DC: Do actors that have to sort of put themselves into a real world scenario… are they a different breed than your typical cinematic actor who always knows where the camera is?
ES: Yeah, yeah. I think it’s a different kind of acting. And you definitely are looking, I mean, look, all the actors have also done other types of movie. So there’s definitely not just a ‘found footage’ type of actors, but when you’re auditioning, the big thing for me is what do they act like when they’re scared? And also what do they act like when you kind of throw new ideas to them, and how do they improvise? Even though this movie wasn’t totally improvised like Blair Witch was, I definitely let them… They knew the lines in the script, but I never forced them to kind of stick to the language of the script because I knew that not keeping the language, not keeping word for word the script, it would come out a little more natural. So we definitely are looking for a certain kind of actor when you’re doing these kinds of movies. And you know, it’s not easy. It’s not an easy thing to act like you’re not acting, you know what I mean? It’s just a completely different kind of acting I think. Some people can do it really well and some people can’t do it at all. And they might be great in other forms of acting, you know? So it’s definitely a skill set, a special skill set.
DC: Well. the same is true of creature actors. Who did you have playing your Bigfoot, and how did you cast him?

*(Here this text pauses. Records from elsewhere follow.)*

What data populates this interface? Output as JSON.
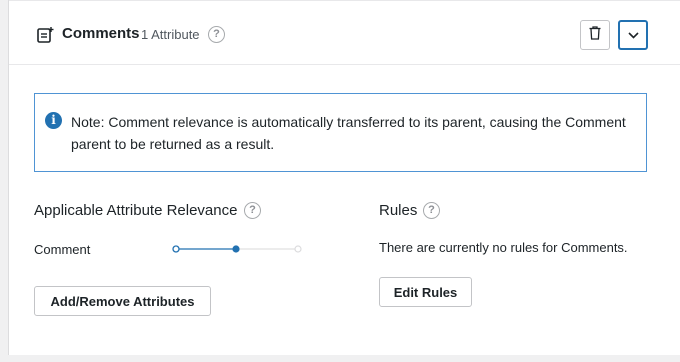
{
  "header": {
    "title": "Comments",
    "attribute_count": "1 Attribute",
    "help_glyph": "?",
    "icons": {
      "type": "comment-post-icon",
      "delete": "trash-icon",
      "toggle": "chevron-down-icon"
    }
  },
  "notice": {
    "icon_glyph": "i",
    "text": "Note: Comment relevance is automatically transferred to its parent, causing the Comment parent to be returned as a result."
  },
  "attributes": {
    "title": "Applicable Attribute Relevance",
    "items": [
      {
        "label": "Comment",
        "relevance": 2,
        "relevance_max": 3
      }
    ],
    "button_label": "Add/Remove Attributes"
  },
  "rules": {
    "title": "Rules",
    "empty_text": "There are currently no rules for Comments.",
    "button_label": "Edit Rules"
  },
  "colors": {
    "accent": "#2271b1",
    "notice_border": "#4f94d4",
    "border": "#c3c4c7",
    "text": "#1d2327",
    "muted": "#8c8f94"
  }
}
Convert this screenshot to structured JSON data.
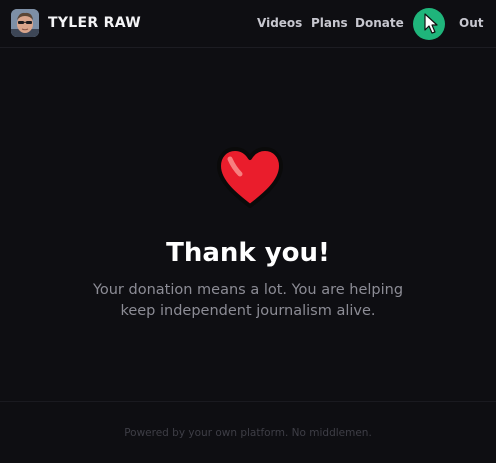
{
  "header": {
    "brand": "TYLER RAW",
    "nav": {
      "videos": "Videos",
      "plans": "Plans",
      "donate": "Donate",
      "out": "Out"
    },
    "accent_color": "#1fb57b"
  },
  "main": {
    "icon": "heart-icon",
    "title": "Thank you!",
    "message_line1": "Your donation means a lot. You are helping",
    "message_line2": "keep independent journalism alive."
  },
  "footer": {
    "text": "Powered by your own platform. No middlemen."
  }
}
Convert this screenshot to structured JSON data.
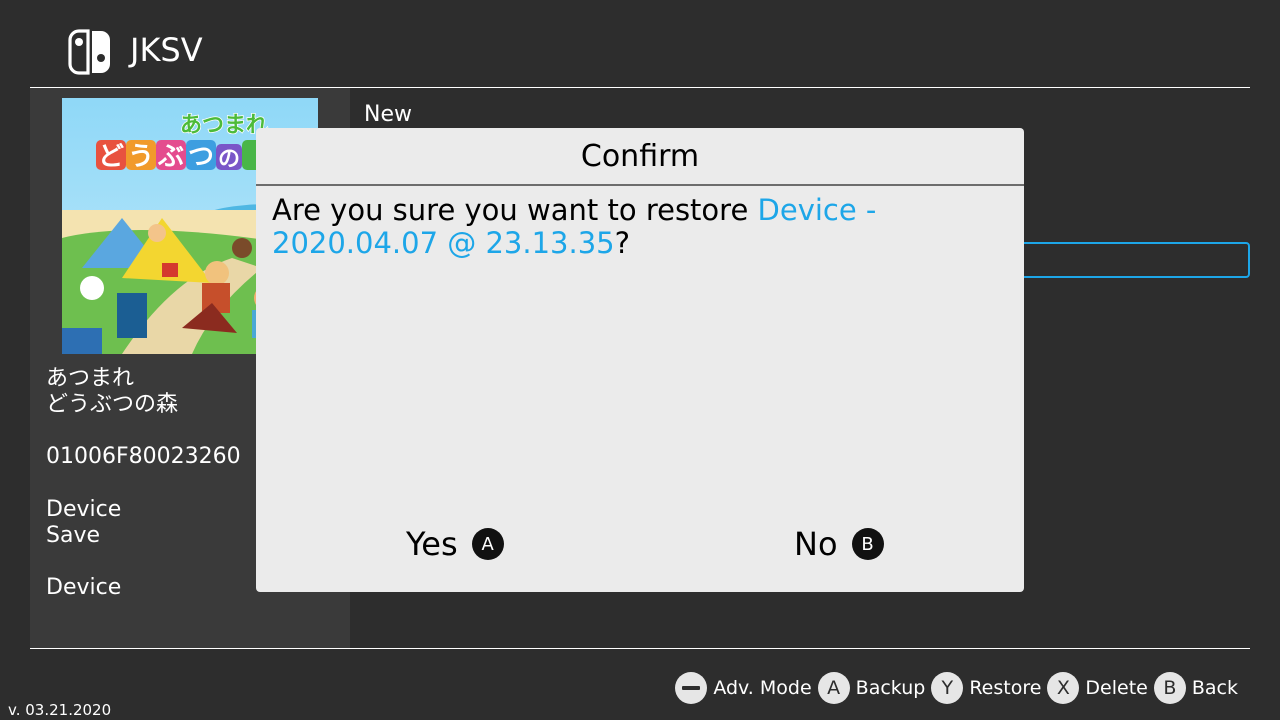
{
  "app": {
    "title": "JKSV",
    "version": "v. 03.21.2020"
  },
  "title_info": {
    "name_line1": "あつまれ",
    "name_line2": "どうぶつの森",
    "title_id": "01006F80023260",
    "save_type_line1": "Device",
    "save_type_line2": "Save",
    "user": "Device"
  },
  "save_list": {
    "items": [
      {
        "label": "New"
      }
    ]
  },
  "dialog": {
    "title": "Confirm",
    "message_prefix": "Are you sure you want to restore ",
    "message_highlight": "Device - 2020.04.07 @ 23.13.35",
    "message_suffix": "?",
    "yes_label": "Yes",
    "yes_glyph": "A",
    "no_label": "No",
    "no_glyph": "B"
  },
  "footer": {
    "hints": [
      {
        "glyph": "minus",
        "label": "Adv. Mode"
      },
      {
        "glyph": "A",
        "label": "Backup"
      },
      {
        "glyph": "Y",
        "label": "Restore"
      },
      {
        "glyph": "X",
        "label": "Delete"
      },
      {
        "glyph": "B",
        "label": "Back"
      }
    ]
  },
  "colors": {
    "background": "#2d2d2d",
    "panel": "#3a3a3a",
    "dialog": "#ebebeb",
    "accent": "#1da6e8"
  }
}
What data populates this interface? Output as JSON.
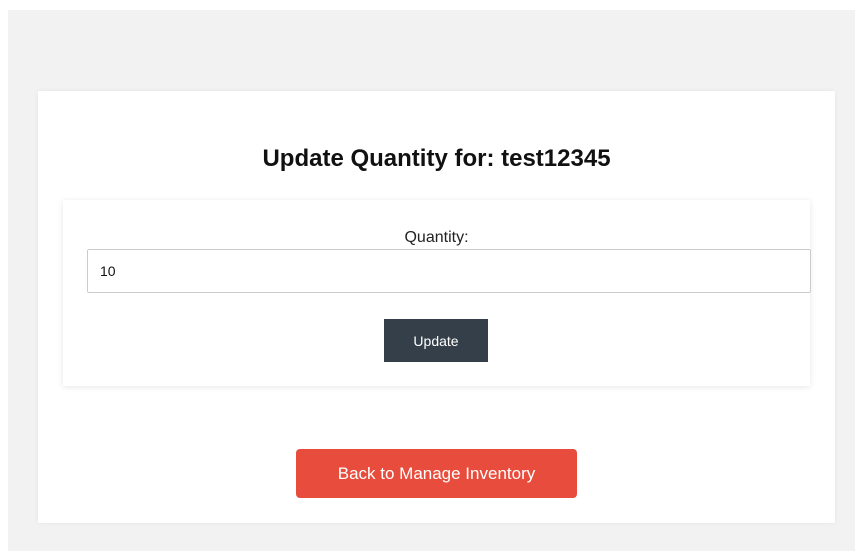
{
  "page": {
    "title": "Update Quantity for: test12345"
  },
  "form": {
    "quantity_label": "Quantity:",
    "quantity_value": "10",
    "update_label": "Update"
  },
  "navigation": {
    "back_label": "Back to Manage Inventory"
  },
  "colors": {
    "background": "#f2f2f2",
    "card": "#ffffff",
    "update_button": "#343f4a",
    "back_button": "#e74c3c"
  }
}
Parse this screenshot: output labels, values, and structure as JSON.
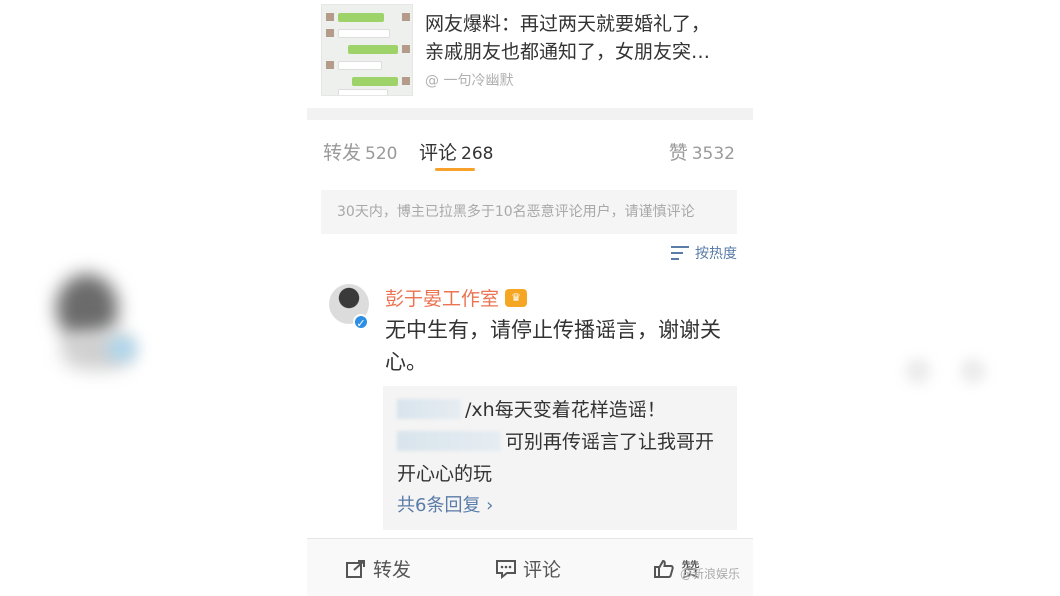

ES: I’ve got two or three movies that had people in suits, or people in complete body makeup. And they’re definitely a different breed of human being.We had kind of a superstar of suit guys, his name is Brain Steele, and he’s about my height, he’s 6’7”, but he’s in really good shape. He’s played Bigfoot before; he was the Bigfoot in the ‘Harry and the Hendersons’ TV show. And he’s been dying to do a scary, serious Bigfoot. He was dying to play like a serious kind of creature. And he would send me videos of him running like Bigfoot… he was practicing how to walk and how to run, just different kinds of mannerisms and all that stuff. Then when I saw him for the first time in the suit, in the parking lot of the company that built the suit, which is Spectral Motion in L.A., we were all just amazed by it. Not only by the suit, but also just by Brian’s ability to kind of become a creature. And there’s some shots with him that I got of him just foraging off the ground, like picking up little things and pretending to eat them. And not only did the hands look really good, but just him putting things in his mouth. It was just amazing… I always wanted the creature to be in a suit. I didn’t want it to be CG; I wanted it to be there for the actors.
Exists will be arriving on various VOD platforms and in limited theaters on October 24th.
In Bigfoot’s bold return to the big screen, five friends on a camping weekend in the remote woods of East Texas struggle to survive against a legendary predator that is stronger, smarter, and more terrifying than anything they would have ever believed exists.
The film stars Chris Osborn, Dora Madison Burge, Roger Edwards, Samuel Davis, Denise Williamson, and Brian Steele and is produced by Jane Fleming, Mark Ordesky, Robin Cowie, and J. Andrew Jenkins. Exists, written by Jamie Nash, is executive produced by George Waud, D. Todd Shepherd, Gregg Hale, and Reed Frerichs, and the Sasquatch creature was designed by Spectral Motion.
For five friends, it was a chance for a summer getaway— a weekend of camping in the Texas Big Thicket. But visions of a carefree vacation are shattered with an accident on a dark and desolate country road. In the wake of the accident, a bloodcurdling force of nature is unleashed—something not exactly human, but not completely animal— an urban legend come to terrifying life…and seeking murderous revenge.